BEGIN

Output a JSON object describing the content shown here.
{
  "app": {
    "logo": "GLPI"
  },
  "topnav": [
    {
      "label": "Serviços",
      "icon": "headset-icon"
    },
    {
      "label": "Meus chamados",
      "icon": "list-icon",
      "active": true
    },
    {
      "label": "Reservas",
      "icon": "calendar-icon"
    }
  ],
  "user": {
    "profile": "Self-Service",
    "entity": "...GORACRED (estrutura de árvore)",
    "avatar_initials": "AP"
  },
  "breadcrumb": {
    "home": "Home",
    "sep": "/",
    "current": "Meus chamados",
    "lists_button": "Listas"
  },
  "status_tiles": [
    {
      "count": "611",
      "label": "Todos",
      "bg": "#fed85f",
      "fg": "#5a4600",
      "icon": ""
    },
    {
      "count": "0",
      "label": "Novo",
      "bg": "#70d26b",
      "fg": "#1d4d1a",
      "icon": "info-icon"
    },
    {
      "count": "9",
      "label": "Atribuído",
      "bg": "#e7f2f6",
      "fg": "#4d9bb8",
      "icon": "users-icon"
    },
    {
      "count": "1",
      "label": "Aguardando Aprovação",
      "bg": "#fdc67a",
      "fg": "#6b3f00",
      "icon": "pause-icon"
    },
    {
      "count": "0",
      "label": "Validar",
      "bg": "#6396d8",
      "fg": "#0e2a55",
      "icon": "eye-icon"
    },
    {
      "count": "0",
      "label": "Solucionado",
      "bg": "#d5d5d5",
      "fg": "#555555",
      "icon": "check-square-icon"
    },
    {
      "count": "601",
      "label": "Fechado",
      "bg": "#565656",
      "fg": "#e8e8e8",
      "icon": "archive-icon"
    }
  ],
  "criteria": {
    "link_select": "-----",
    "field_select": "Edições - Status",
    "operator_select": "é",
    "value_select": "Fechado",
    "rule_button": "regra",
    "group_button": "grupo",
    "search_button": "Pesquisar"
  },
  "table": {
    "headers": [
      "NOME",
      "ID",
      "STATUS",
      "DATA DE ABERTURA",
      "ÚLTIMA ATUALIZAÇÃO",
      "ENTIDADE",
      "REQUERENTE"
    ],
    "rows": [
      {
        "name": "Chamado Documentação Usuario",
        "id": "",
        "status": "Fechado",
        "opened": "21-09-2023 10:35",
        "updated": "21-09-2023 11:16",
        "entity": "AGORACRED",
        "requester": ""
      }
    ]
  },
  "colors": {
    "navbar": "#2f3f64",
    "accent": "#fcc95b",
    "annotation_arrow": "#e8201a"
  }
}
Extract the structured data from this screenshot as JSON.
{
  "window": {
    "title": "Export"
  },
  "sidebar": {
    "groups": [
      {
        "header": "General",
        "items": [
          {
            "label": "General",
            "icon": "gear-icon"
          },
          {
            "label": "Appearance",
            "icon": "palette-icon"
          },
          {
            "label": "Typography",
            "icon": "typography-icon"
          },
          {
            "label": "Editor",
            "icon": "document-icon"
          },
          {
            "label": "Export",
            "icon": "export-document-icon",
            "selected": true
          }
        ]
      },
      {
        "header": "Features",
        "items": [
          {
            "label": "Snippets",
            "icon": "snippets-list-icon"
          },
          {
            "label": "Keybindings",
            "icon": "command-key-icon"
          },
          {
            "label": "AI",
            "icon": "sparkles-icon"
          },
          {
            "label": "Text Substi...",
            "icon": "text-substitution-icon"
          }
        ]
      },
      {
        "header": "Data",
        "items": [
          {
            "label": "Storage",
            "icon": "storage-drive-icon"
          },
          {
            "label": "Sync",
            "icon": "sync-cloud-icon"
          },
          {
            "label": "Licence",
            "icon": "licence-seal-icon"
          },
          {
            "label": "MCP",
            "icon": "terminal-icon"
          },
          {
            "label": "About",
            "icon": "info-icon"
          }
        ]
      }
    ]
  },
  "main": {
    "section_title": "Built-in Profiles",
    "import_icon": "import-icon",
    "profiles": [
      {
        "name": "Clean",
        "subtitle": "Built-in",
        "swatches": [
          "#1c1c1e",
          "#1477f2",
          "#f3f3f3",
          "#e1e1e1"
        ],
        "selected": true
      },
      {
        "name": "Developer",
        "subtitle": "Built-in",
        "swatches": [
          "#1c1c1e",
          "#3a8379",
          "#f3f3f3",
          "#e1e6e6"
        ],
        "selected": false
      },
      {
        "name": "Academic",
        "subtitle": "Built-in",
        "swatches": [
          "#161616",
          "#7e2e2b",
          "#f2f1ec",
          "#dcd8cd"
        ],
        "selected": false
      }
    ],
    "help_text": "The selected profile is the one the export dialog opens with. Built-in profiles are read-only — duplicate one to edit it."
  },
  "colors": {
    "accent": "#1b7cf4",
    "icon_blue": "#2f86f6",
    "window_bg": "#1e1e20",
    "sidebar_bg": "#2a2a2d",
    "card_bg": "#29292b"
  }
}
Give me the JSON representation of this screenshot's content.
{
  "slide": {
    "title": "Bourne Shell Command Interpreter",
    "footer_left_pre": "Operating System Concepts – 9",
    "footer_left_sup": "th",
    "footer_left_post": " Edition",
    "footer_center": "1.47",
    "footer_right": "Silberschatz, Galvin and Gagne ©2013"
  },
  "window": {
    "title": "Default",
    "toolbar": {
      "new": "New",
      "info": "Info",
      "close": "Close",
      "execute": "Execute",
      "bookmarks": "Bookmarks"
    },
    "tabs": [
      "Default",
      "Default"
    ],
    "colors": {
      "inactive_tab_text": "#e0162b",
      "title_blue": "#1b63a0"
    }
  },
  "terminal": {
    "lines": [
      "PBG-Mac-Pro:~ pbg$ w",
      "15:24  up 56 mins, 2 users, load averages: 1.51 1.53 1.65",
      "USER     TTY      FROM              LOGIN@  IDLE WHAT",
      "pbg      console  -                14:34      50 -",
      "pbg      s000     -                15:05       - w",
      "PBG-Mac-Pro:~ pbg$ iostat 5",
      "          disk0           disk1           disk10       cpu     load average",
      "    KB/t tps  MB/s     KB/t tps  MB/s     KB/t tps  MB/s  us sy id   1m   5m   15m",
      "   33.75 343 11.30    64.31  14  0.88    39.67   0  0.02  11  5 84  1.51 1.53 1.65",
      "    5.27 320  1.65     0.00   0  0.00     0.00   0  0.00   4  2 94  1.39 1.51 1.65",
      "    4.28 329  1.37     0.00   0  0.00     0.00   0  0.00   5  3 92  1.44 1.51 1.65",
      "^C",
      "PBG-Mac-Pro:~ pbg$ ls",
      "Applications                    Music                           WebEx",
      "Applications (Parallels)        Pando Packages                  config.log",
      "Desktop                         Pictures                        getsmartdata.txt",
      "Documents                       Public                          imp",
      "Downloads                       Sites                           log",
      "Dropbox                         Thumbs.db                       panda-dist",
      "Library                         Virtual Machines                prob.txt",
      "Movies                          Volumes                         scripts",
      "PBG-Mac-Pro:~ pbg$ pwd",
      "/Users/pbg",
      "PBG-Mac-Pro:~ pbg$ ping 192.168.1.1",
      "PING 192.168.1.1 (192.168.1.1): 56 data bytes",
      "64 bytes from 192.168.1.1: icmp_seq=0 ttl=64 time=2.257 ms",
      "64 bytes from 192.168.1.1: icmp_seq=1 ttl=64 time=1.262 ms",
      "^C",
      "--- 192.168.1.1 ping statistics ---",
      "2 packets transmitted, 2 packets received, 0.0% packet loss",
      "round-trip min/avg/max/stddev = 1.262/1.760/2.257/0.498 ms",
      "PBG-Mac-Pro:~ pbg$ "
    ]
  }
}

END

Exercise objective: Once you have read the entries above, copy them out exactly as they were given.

Solution for this task:
Output a JSON object describing the content shown here.
{
  "app": {
    "logo": "GLPI"
  },
  "topnav": [
    {
      "label": "Serviços",
      "icon": "headset-icon"
    },
    {
      "label": "Meus chamados",
      "icon": "list-icon",
      "active": true
    },
    {
      "label": "Reservas",
      "icon": "calendar-icon"
    }
  ],
  "user": {
    "profile": "Self-Service",
    "entity": "...GORACRED (estrutura de árvore)",
    "avatar_initials": "AP"
  },
  "breadcrumb": {
    "home": "Home",
    "sep": "/",
    "current": "Meus chamados",
    "lists_button": "Listas"
  },
  "status_tiles": [
    {
      "count": "611",
      "label": "Todos",
      "bg": "#fed85f",
      "fg": "#5a4600",
      "icon": ""
    },
    {
      "count": "0",
      "label": "Novo",
      "bg": "#70d26b",
      "fg": "#1d4d1a",
      "icon": "info-icon"
    },
    {
      "count": "9",
      "label": "Atribuído",
      "bg": "#e7f2f6",
      "fg": "#4d9bb8",
      "icon": "users-icon"
    },
    {
      "count": "1",
      "label": "Aguardando Aprovação",
      "bg": "#fdc67a",
      "fg": "#6b3f00",
      "icon": "pause-icon"
    },
    {
      "count": "0",
      "label": "Validar",
      "bg": "#6396d8",
      "fg": "#0e2a55",
      "icon": "eye-icon"
    },
    {
      "count": "0",
      "label": "Solucionado",
      "bg": "#d5d5d5",
      "fg": "#555555",
      "icon": "check-square-icon"
    },
    {
      "count": "601",
      "label": "Fechado",
      "bg": "#565656",
      "fg": "#e8e8e8",
      "icon": "archive-icon"
    }
  ],
  "criteria": {
    "link_select": "-----",
    "field_select": "Edições - Status",
    "operator_select": "é",
    "value_select": "Fechado",
    "rule_button": "regra",
    "group_button": "grupo",
    "search_button": "Pesquisar"
  },
  "table": {
    "headers": [
      "NOME",
      "ID",
      "STATUS",
      "DATA DE ABERTURA",
      "ÚLTIMA ATUALIZAÇÃO",
      "ENTIDADE",
      "REQUERENTE"
    ],
    "rows": [
      {
        "name": "Chamado Documentação Usuario",
        "id": "",
        "status": "Fechado",
        "opened": "21-09-2023 10:35",
        "updated": "21-09-2023 11:16",
        "entity": "AGORACRED",
        "requester": ""
      }
    ]
  },
  "colors": {
    "navbar": "#2f3f64",
    "accent": "#fcc95b",
    "annotation_arrow": "#e8201a"
  }
}
Extract the structured data from this screenshot as JSON.
{
  "window": {
    "title": "Export"
  },
  "sidebar": {
    "groups": [
      {
        "header": "General",
        "items": [
          {
            "label": "General",
            "icon": "gear-icon"
          },
          {
            "label": "Appearance",
            "icon": "palette-icon"
          },
          {
            "label": "Typography",
            "icon": "typography-icon"
          },
          {
            "label": "Editor",
            "icon": "document-icon"
          },
          {
            "label": "Export",
            "icon": "export-document-icon",
            "selected": true
          }
        ]
      },
      {
        "header": "Features",
        "items": [
          {
            "label": "Snippets",
            "icon": "snippets-list-icon"
          },
          {
            "label": "Keybindings",
            "icon": "command-key-icon"
          },
          {
            "label": "AI",
            "icon": "sparkles-icon"
          },
          {
            "label": "Text Substi...",
            "icon": "text-substitution-icon"
          }
        ]
      },
      {
        "header": "Data",
        "items": [
          {
            "label": "Storage",
            "icon": "storage-drive-icon"
          },
          {
            "label": "Sync",
            "icon": "sync-cloud-icon"
          },
          {
            "label": "Licence",
            "icon": "licence-seal-icon"
          },
          {
            "label": "MCP",
            "icon": "terminal-icon"
          },
          {
            "label": "About",
            "icon": "info-icon"
          }
        ]
      }
    ]
  },
  "main": {
    "section_title": "Built-in Profiles",
    "import_icon": "import-icon",
    "profiles": [
      {
        "name": "Clean",
        "subtitle": "Built-in",
        "swatches": [
          "#1c1c1e",
          "#1477f2",
          "#f3f3f3",
          "#e1e1e1"
        ],
        "selected": true
      },
      {
        "name": "Developer",
        "subtitle": "Built-in",
        "swatches": [
          "#1c1c1e",
          "#3a8379",
          "#f3f3f3",
          "#e1e6e6"
        ],
        "selected": false
      },
      {
        "name": "Academic",
        "subtitle": "Built-in",
        "swatches": [
          "#161616",
          "#7e2e2b",
          "#f2f1ec",
          "#dcd8cd"
        ],
        "selected": false
      }
    ],
    "help_text": "The selected profile is the one the export dialog opens with. Built-in profiles are read-only — duplicate one to edit it."
  },
  "colors": {
    "accent": "#1b7cf4",
    "icon_blue": "#2f86f6",
    "window_bg": "#1e1e20",
    "sidebar_bg": "#2a2a2d",
    "card_bg": "#29292b"
  }
}
Give me the JSON representation of this screenshot's content.
{
  "slide": {
    "title": "Bourne Shell Command Interpreter",
    "footer_left_pre": "Operating System Concepts – 9",
    "footer_left_sup": "th",
    "footer_left_post": " Edition",
    "footer_center": "1.47",
    "footer_right": "Silberschatz, Galvin and Gagne ©2013"
  },
  "window": {
    "title": "Default",
    "toolbar": {
      "new": "New",
      "info": "Info",
      "close": "Close",
      "execute": "Execute",
      "bookmarks": "Bookmarks"
    },
    "tabs": [
      "Default",
      "Default"
    ],
    "colors": {
      "inactive_tab_text": "#e0162b",
      "title_blue": "#1b63a0"
    }
  },
  "terminal": {
    "lines": [
      "PBG-Mac-Pro:~ pbg$ w",
      "15:24  up 56 mins, 2 users, load averages: 1.51 1.53 1.65",
      "USER     TTY      FROM              LOGIN@  IDLE WHAT",
      "pbg      console  -                14:34      50 -",
      "pbg      s000     -                15:05       - w",
      "PBG-Mac-Pro:~ pbg$ iostat 5",
      "          disk0           disk1           disk10       cpu     load average",
      "    KB/t tps  MB/s     KB/t tps  MB/s     KB/t tps  MB/s  us sy id   1m   5m   15m",
      "   33.75 343 11.30    64.31  14  0.88    39.67   0  0.02  11  5 84  1.51 1.53 1.65",
      "    5.27 320  1.65     0.00   0  0.00     0.00   0  0.00   4  2 94  1.39 1.51 1.65",
      "    4.28 329  1.37     0.00   0  0.00     0.00   0  0.00   5  3 92  1.44 1.51 1.65",
      "^C",
      "PBG-Mac-Pro:~ pbg$ ls",
      "Applications                    Music                           WebEx",
      "Applications (Parallels)        Pando Packages                  config.log",
      "Desktop                         Pictures                        getsmartdata.txt",
      "Documents                       Public                          imp",
      "Downloads                       Sites                           log",
      "Dropbox                         Thumbs.db                       panda-dist",
      "Library                         Virtual Machines                prob.txt",
      "Movies                          Volumes                         scripts",
      "PBG-Mac-Pro:~ pbg$ pwd",
      "/Users/pbg",
      "PBG-Mac-Pro:~ pbg$ ping 192.168.1.1",
      "PING 192.168.1.1 (192.168.1.1): 56 data bytes",
      "64 bytes from 192.168.1.1: icmp_seq=0 ttl=64 time=2.257 ms",
      "64 bytes from 192.168.1.1: icmp_seq=1 ttl=64 time=1.262 ms",
      "^C",
      "--- 192.168.1.1 ping statistics ---",
      "2 packets transmitted, 2 packets received, 0.0% packet loss",
      "round-trip min/avg/max/stddev = 1.262/1.760/2.257/0.498 ms",
      "PBG-Mac-Pro:~ pbg$ "
    ]
  }
}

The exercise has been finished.